In addition to the displayed artifacts, the organizers are also offering a number of cultural and historical tour guides during this period. Assistant professor Shao ching-wang from Tainan National University of the Arts will also conduct cleaning and examination of the antique drum with high-tech equipment. The entire process is open to public spectators.
The Buddhist Drum is believed to date back to the third overhaul of the three-century-old temple during the Japanese Colonial Era. The instrument is used to signal daybreak for monks and people in the neighborhood. It is also employed on Chinese New Year’s Eve – the 108 drum beats help herald in the New Year.
During the press conference, Deputy Mayor Tsai Ping-kun remarked that Taipei City Government has been working on the concept of a wall-less museums in recent years. It has explored 8 potential sites with historical and cultural values in the process, including the Beitou hot spring area, Dadaocheng, North Taipei Corridor, Wanhua and Bangka, South Taipei NTU, Shilin and Performing Arts Center, Nangang and Pop Music Center, and Xinyi’s Songshan Tobacco Plant.

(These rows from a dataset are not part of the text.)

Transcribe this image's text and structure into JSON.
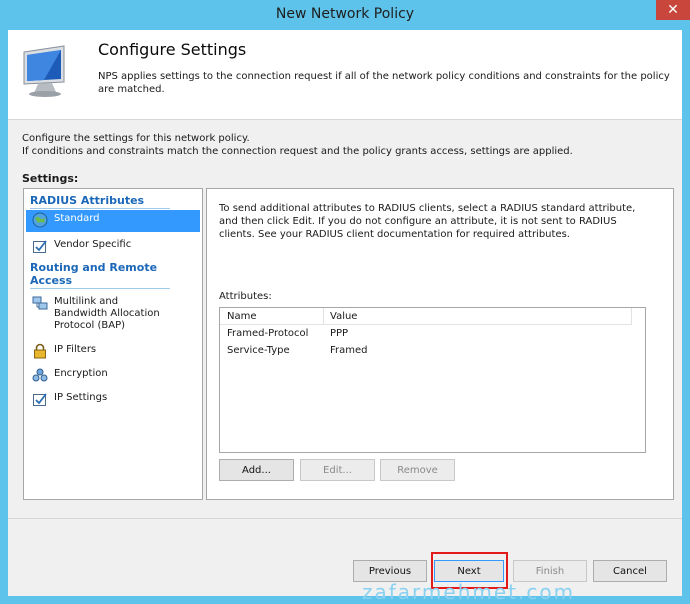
{
  "window": {
    "title": "New Network Policy",
    "close_glyph": "✕"
  },
  "header": {
    "title": "Configure Settings",
    "description": "NPS applies settings to the connection request if all of the network policy conditions and constraints for the policy are matched.",
    "icon": "computer-monitor-icon"
  },
  "intro": {
    "line1": "Configure the settings for this network policy.",
    "line2": "If conditions and constraints match the connection request and the policy grants access, settings are applied."
  },
  "settings_label": "Settings:",
  "left_panel": {
    "group1_title": "RADIUS Attributes",
    "group2_title": "Routing and Remote Access",
    "items": [
      {
        "label": "Standard",
        "icon": "globe-icon",
        "selected": true
      },
      {
        "label": "Vendor Specific",
        "icon": "checkbox-icon"
      },
      {
        "label": "Multilink and Bandwidth Allocation Protocol (BAP)",
        "icon": "network-link-icon"
      },
      {
        "label": "IP Filters",
        "icon": "lock-icon"
      },
      {
        "label": "Encryption",
        "icon": "encryption-icon"
      },
      {
        "label": "IP Settings",
        "icon": "checkbox-icon"
      }
    ]
  },
  "right_panel": {
    "description": "To send additional attributes to RADIUS clients, select a RADIUS standard attribute, and then click Edit. If you do not configure an attribute, it is not sent to RADIUS clients. See your RADIUS client documentation for required attributes.",
    "attributes_label": "Attributes:",
    "columns": [
      "Name",
      "Value"
    ],
    "rows": [
      {
        "name": "Framed-Protocol",
        "value": "PPP"
      },
      {
        "name": "Service-Type",
        "value": "Framed"
      }
    ],
    "buttons": {
      "add": "Add...",
      "edit": "Edit...",
      "remove": "Remove"
    }
  },
  "footer": {
    "previous": "Previous",
    "next": "Next",
    "finish": "Finish",
    "cancel": "Cancel"
  },
  "colors": {
    "titlebar": "#5ec3ea",
    "selection": "#3399ff",
    "group_title": "#1b67b8",
    "highlight": "#e21a1a"
  },
  "watermark": "zafarmehmet.com"
}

The neighborhoods of Wanhua and Bangka boast a rich history and diverse culture – especially religious culture. The Longshan Cultural and Creative Base is a hub which merges traditional culture to induce new creativities. Through the display of the century-old drum and organization of tours and seminars, the city government hopes to bring traditional culture and folk religion closer to the public.
With the day of the press conference coinciding with the birthday of the Goddess Quanyin – the patron deity of Longshan Temple, the organizers invited the students from Laosong Elementary School’s drum team to perform at the event. A documentary of the Buddhist drum’s relocation was also played at the press event, offering the public a glimpse into the care and attention involved with artifact maintenance and restoration.